Written by Bruce Babbitt
Arthur James Maskrey, an extensively educated man, rose to high levels in every interest he pursued: industrialist, inventor, chemical engineer, musician, painter, horticulturist, athlete, dog breeder and violin maker. Born in 1853 in Wolverhampton, UK, he soon moved with his family to Coatbridge near Glasgow. He made his first violin when he was 15, the result of the same curiosity and inquisitiveness that guided him through life. Professionally he followed in the footsteps of his forebears, who were involved in tin plate manufacturing. This soon took him to the centres of the industry and eventually, in 1898, to the US. Chester, West Virginia, where the violin shown here was made, may seem like an obscure place but that is far from the truth. It is situated in an area of rich history of steel and pottery making, south-west of Pittsburgh on the banks of the Ohio River. Maskrey’s violin making was more of a leisure time obsession, but I’m sure it was taken very seriously and obviously follows the lead of strong, well-established fundamentals…

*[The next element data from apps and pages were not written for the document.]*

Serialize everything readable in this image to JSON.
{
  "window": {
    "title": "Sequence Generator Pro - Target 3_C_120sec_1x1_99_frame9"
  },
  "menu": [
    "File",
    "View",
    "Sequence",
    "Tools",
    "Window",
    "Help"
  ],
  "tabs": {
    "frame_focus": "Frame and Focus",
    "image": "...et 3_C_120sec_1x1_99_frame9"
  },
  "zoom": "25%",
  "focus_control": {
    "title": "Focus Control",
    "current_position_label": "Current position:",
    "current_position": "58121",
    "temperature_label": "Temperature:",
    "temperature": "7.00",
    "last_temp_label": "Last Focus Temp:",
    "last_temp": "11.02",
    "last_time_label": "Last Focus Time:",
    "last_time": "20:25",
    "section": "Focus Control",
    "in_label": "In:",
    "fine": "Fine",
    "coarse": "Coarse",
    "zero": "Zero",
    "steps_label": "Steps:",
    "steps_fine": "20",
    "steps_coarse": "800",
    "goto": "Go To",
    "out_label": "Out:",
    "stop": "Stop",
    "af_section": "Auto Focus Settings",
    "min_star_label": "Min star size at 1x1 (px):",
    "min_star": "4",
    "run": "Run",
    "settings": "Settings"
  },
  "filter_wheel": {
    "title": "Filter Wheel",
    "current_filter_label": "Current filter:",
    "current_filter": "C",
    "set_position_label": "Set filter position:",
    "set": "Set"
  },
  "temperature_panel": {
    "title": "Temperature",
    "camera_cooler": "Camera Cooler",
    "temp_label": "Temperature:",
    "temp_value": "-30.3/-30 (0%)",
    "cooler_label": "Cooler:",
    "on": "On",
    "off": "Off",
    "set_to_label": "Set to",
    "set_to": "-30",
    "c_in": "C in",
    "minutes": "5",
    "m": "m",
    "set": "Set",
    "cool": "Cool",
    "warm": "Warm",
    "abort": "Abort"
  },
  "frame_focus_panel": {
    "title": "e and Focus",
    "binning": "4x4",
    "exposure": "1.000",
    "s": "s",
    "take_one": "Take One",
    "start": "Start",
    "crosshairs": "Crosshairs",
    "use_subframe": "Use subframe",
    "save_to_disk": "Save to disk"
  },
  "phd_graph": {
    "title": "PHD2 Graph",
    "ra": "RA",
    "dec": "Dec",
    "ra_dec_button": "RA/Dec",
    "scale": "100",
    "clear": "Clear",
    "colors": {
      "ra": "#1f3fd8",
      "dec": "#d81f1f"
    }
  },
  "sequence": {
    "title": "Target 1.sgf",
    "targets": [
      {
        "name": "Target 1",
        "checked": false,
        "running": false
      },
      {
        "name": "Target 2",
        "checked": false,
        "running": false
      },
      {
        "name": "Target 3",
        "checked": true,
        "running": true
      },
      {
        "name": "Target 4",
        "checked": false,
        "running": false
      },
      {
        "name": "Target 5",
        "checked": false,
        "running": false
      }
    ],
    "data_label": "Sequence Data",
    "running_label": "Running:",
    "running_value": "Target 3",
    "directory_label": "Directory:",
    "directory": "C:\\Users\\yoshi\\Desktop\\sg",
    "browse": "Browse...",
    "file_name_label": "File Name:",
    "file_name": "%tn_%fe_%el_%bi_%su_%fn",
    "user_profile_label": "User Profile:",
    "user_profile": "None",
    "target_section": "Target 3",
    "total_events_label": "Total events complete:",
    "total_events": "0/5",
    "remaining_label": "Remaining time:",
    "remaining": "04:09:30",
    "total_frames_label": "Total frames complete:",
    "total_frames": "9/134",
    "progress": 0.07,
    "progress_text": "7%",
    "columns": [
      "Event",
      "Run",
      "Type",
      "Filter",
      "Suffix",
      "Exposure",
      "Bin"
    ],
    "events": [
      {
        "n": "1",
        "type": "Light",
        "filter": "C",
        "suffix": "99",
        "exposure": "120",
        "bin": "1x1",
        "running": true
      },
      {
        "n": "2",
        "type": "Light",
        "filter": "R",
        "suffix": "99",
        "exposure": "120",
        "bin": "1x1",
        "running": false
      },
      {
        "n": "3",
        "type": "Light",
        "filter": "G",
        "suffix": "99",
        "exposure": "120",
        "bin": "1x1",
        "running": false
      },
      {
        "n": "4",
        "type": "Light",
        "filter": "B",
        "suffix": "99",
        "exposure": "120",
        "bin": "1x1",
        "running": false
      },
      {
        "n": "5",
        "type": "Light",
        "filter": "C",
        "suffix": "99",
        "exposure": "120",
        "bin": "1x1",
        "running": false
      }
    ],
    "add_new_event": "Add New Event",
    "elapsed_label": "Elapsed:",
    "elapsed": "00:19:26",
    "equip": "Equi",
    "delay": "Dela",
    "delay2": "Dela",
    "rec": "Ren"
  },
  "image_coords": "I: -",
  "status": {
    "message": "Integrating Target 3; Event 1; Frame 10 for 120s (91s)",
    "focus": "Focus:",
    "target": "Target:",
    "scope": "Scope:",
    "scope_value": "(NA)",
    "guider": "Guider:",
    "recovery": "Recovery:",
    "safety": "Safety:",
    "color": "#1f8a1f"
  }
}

Already subscribed? Please sign in
We’re delighted that you are enjoying our website. For a limited period, you can try an online subscription to The Strad completely free of charge.